Richard's history of sexual assault extends to 1977, with offenses committed against an adult woman and two young girls. After serving his prison sentence, the Chippewa County Circuit Court committed him civilly under Chapter 980 in 2008. Richard eventually sought release from that commitment on the strength of a research paper written by psychologists who contend that sex offenders become less likely to commit further acts of sexual violence as they become older. The Chippewa County Circuit Court denied Richard's request for release, and Richard appealed.
The Wisconsin Court of Appeals affirmed the denial of Richard's request for release. From the court's decision (with legal citations, footnotes and quotation marks omitted):
An offender who is committed as a sexually violent person under WIS. STAT. ch. 980 may petition the circuit court for discharge at any time. The circuit court must then engage in a two-step review process to determine if the offender is entitled to a discharge hearing. First, the court must conduct a paper review of the offender's petition and its attachments to see if there are any alleged facts from which the court or jury may conclude the person's condition has changed since the date of his or her initial commitment order so that the person does not meet the criteria for commitment as a sexually violent person. The purpose of the paper review is to weed out meritless and unsupported petitions. If there are no facts alleged from which a trier of fact could conclude that the offender is no longer a sexually violent person, the circuit court must deny the petition.
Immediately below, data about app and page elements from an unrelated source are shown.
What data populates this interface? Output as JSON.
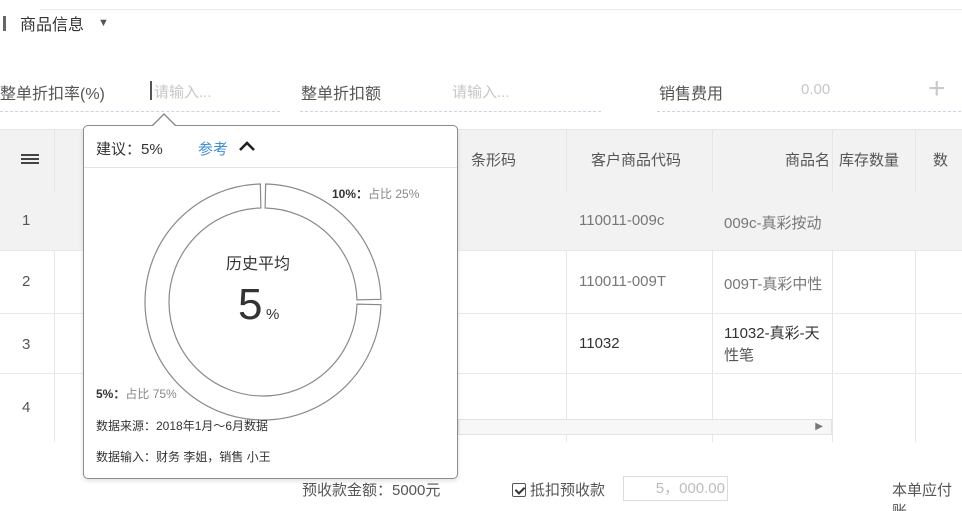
{
  "section": {
    "title": "商品信息",
    "caret": "▼"
  },
  "form": {
    "discount_rate_label": "整单折扣率(%)",
    "discount_rate_placeholder": "请输入...",
    "discount_amount_label": "整单折扣额",
    "discount_amount_placeholder": "请输入...",
    "sales_fee_label": "销售费用",
    "sales_fee_value": "0.00",
    "add_icon": "plus-icon"
  },
  "table": {
    "menu_icon": "list-icon",
    "columns": [
      "条形码",
      "客户商品代码",
      "商品名",
      "库存数量",
      "数量"
    ],
    "rows": [
      {
        "index": "1",
        "customer_code": "110011-009c",
        "name": "009c-真彩按动"
      },
      {
        "index": "2",
        "customer_code": "110011-009T",
        "name": "009T-真彩中性"
      },
      {
        "index": "3",
        "customer_code": "11032",
        "name_line1": "11032-真彩-天",
        "name_line2": "性笔"
      },
      {
        "index": "4"
      }
    ]
  },
  "footer": {
    "prepay_amount": "预收款金额：5000元",
    "deduct_label": "抵扣预收款",
    "deduct_checked": true,
    "deduct_value": "5，000.00",
    "payable_label": "本单应付账"
  },
  "popover": {
    "suggestion": "建议：5%",
    "reference_link": "参考",
    "chevron_icon": "chevron-up-icon",
    "center_title": "历史平均",
    "center_value": "5",
    "center_unit": "%",
    "slice_10_value": "10%：",
    "slice_10_share": "占比 25%",
    "slice_5_value": "5%：",
    "slice_5_share": "占比 75%",
    "data_source": "数据来源：2018年1月～6月数据",
    "data_input": "数据输入：财务 李姐，销售 小王"
  },
  "chart_data": {
    "type": "pie",
    "categories": [
      "10%",
      "5%"
    ],
    "values": [
      25,
      75
    ],
    "labels": [
      "10%：占比 25%",
      "5%：占比 75%"
    ],
    "center_label": "历史平均",
    "center_value": "5%"
  },
  "colors": {
    "link": "#3d8fd8",
    "header_bg": "#f2f2f2",
    "popover_border": "#8d8d8d"
  }
}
. . . .
Richard argues that the circuit court improperly dismissed his petition for discharge and that he is entitled to a discharge hearing. According to Richard, the research paper he submitted that argues for changes to the Static-99 scoring system represents a fact from which a fact finder could conclude that his condition has changed such that he is no longer a sexually violent person. We disagree. As the circuit court noted, Richard did not allege any new historical facts to show that his condition has changed since he was committed. Rather, Richard submitted a research paper that is unassociated with his specific condition. That paper provides no insights into Richard's likelihood of reoffending.
So, as the court explained, the statute requires that to obtain a discharge hearing under Chapter 980, a person committed as a sexually violent person must file a discharge petition that alleges new facts about the person's condition (that is, facts that have developed since the initial commitment) that would permit a court or jury to conclude that the person no longer qualifies for continued commitment under Chapter 980. The person cannot satisfy the statute's requirements by filing a petition that merely offers a new interpretation of old facts.
The Wisconsin Court of Appeals' decision in State of Wisconsin v. Herbert O. Richard, No. 2010AP1188, appears at the Court's website:
Assistant Attorney General Christopher G. Wren represented the State of Wisconsin in the Wisconsin Court of Appeals.